>>>

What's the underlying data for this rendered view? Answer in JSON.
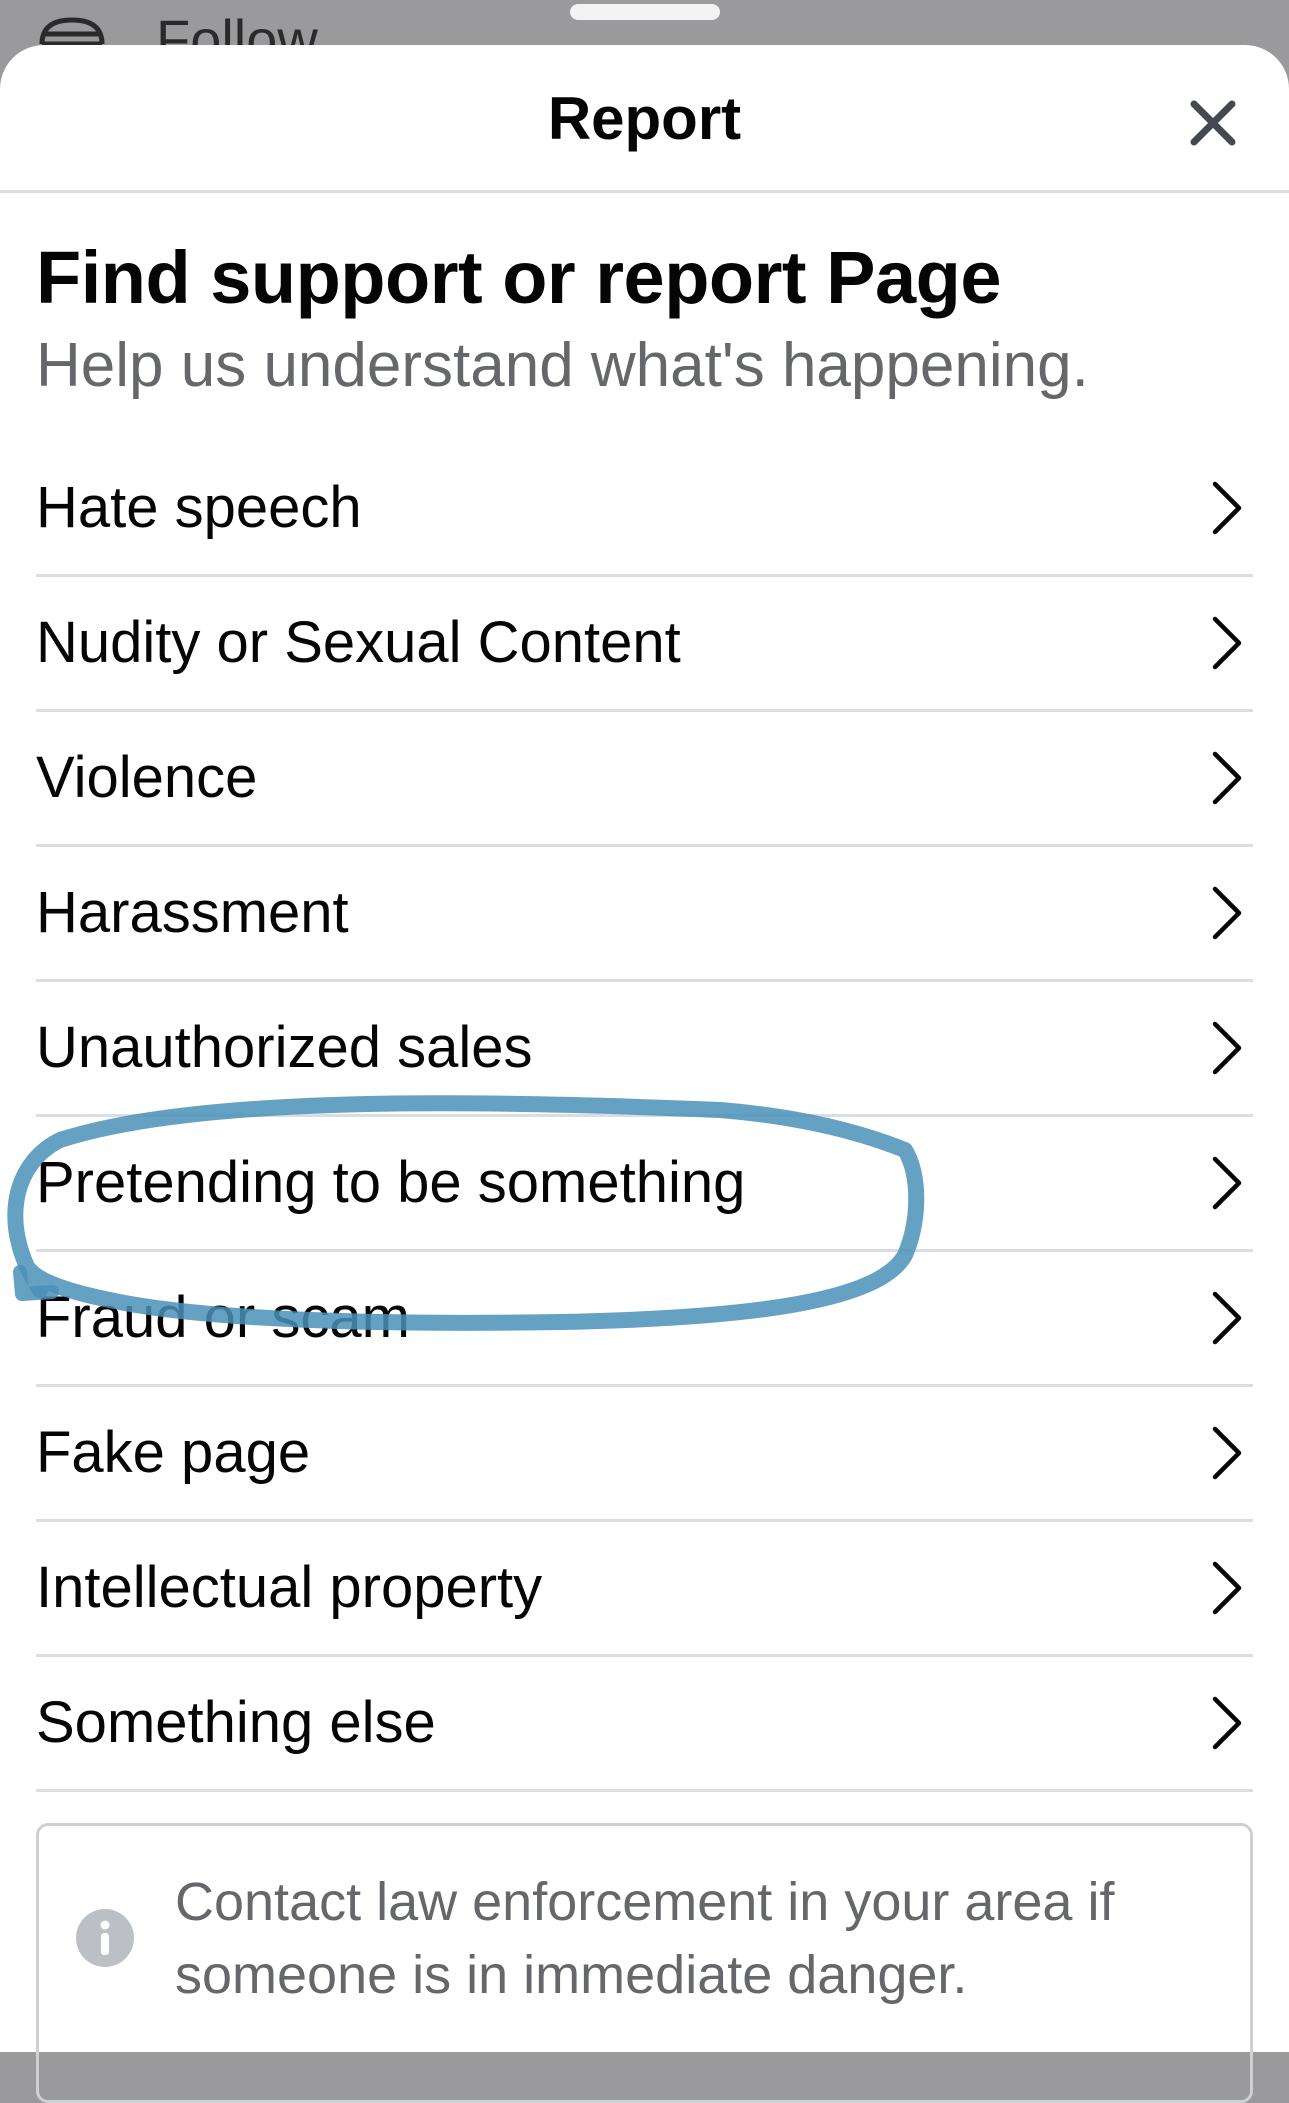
{
  "background": {
    "partial_text": "Follow"
  },
  "dialog": {
    "title": "Report"
  },
  "content": {
    "heading": "Find support or report Page",
    "subheading": "Help us understand what's happening."
  },
  "options": [
    {
      "label": "Hate speech"
    },
    {
      "label": "Nudity or Sexual Content"
    },
    {
      "label": "Violence"
    },
    {
      "label": "Harassment"
    },
    {
      "label": "Unauthorized sales"
    },
    {
      "label": "Pretending to be something"
    },
    {
      "label": "Fraud or scam"
    },
    {
      "label": "Fake page"
    },
    {
      "label": "Intellectual property"
    },
    {
      "label": "Something else"
    }
  ],
  "notice": {
    "text": "Contact law enforcement in your area if someone is in immediate danger."
  },
  "colors": {
    "text_primary": "#050505",
    "text_secondary": "#65676b",
    "divider": "#dadde1",
    "annotation_stroke": "#4a90b8",
    "overlay": "#9a9a9c"
  },
  "icons": {
    "close": "close-icon",
    "chevron": "chevron-right-icon",
    "info": "info-icon",
    "follow": "follow-icon"
  }
}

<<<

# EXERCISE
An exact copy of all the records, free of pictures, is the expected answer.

# RESULT OF THIS EXERCISE
What's the underlying data for this rendered view? Answer in JSON.
{
  "background": {
    "partial_text": "Follow"
  },
  "dialog": {
    "title": "Report"
  },
  "content": {
    "heading": "Find support or report Page",
    "subheading": "Help us understand what's happening."
  },
  "options": [
    {
      "label": "Hate speech"
    },
    {
      "label": "Nudity or Sexual Content"
    },
    {
      "label": "Violence"
    },
    {
      "label": "Harassment"
    },
    {
      "label": "Unauthorized sales"
    },
    {
      "label": "Pretending to be something"
    },
    {
      "label": "Fraud or scam"
    },
    {
      "label": "Fake page"
    },
    {
      "label": "Intellectual property"
    },
    {
      "label": "Something else"
    }
  ],
  "notice": {
    "text": "Contact law enforcement in your area if someone is in immediate danger."
  },
  "colors": {
    "text_primary": "#050505",
    "text_secondary": "#65676b",
    "divider": "#dadde1",
    "annotation_stroke": "#4a90b8",
    "overlay": "#9a9a9c"
  },
  "icons": {
    "close": "close-icon",
    "chevron": "chevron-right-icon",
    "info": "info-icon",
    "follow": "follow-icon"
  }
}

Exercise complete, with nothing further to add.